**Data supplied:**
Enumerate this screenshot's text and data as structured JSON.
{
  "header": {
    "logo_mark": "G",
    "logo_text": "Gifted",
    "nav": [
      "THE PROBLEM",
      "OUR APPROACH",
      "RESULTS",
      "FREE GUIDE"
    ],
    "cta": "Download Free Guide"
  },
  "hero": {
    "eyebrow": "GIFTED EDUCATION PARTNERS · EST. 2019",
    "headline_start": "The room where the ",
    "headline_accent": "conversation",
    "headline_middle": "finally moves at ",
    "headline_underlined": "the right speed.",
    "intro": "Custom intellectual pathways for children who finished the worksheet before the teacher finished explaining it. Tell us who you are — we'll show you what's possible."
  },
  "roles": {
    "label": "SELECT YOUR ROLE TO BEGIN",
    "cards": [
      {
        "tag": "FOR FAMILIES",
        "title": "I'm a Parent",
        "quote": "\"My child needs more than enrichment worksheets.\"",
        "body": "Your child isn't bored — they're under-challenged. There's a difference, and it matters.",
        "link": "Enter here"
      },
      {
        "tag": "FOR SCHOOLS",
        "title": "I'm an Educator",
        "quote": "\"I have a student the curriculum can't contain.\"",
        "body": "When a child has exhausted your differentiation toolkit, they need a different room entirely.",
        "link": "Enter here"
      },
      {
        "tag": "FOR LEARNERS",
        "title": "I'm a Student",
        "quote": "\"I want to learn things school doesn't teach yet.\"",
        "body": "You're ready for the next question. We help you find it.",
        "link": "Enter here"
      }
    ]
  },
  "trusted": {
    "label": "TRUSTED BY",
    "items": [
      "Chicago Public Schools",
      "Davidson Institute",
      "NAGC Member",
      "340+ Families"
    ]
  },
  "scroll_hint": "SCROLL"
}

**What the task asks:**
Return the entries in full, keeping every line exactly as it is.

**Output for this task:**
Enumerate this screenshot's text and data as structured JSON.
{
  "header": {
    "logo_mark": "G",
    "logo_text": "Gifted",
    "nav": [
      "THE PROBLEM",
      "OUR APPROACH",
      "RESULTS",
      "FREE GUIDE"
    ],
    "cta": "Download Free Guide"
  },
  "hero": {
    "eyebrow": "GIFTED EDUCATION PARTNERS · EST. 2019",
    "headline_start": "The room where the ",
    "headline_accent": "conversation",
    "headline_middle": "finally moves at ",
    "headline_underlined": "the right speed.",
    "intro": "Custom intellectual pathways for children who finished the worksheet before the teacher finished explaining it. Tell us who you are — we'll show you what's possible."
  },
  "roles": {
    "label": "SELECT YOUR ROLE TO BEGIN",
    "cards": [
      {
        "tag": "FOR FAMILIES",
        "title": "I'm a Parent",
        "quote": "\"My child needs more than enrichment worksheets.\"",
        "body": "Your child isn't bored — they're under-challenged. There's a difference, and it matters.",
        "link": "Enter here"
      },
      {
        "tag": "FOR SCHOOLS",
        "title": "I'm an Educator",
        "quote": "\"I have a student the curriculum can't contain.\"",
        "body": "When a child has exhausted your differentiation toolkit, they need a different room entirely.",
        "link": "Enter here"
      },
      {
        "tag": "FOR LEARNERS",
        "title": "I'm a Student",
        "quote": "\"I want to learn things school doesn't teach yet.\"",
        "body": "You're ready for the next question. We help you find it.",
        "link": "Enter here"
      }
    ]
  },
  "trusted": {
    "label": "TRUSTED BY",
    "items": [
      "Chicago Public Schools",
      "Davidson Institute",
      "NAGC Member",
      "340+ Families"
    ]
  },
  "scroll_hint": "SCROLL"
}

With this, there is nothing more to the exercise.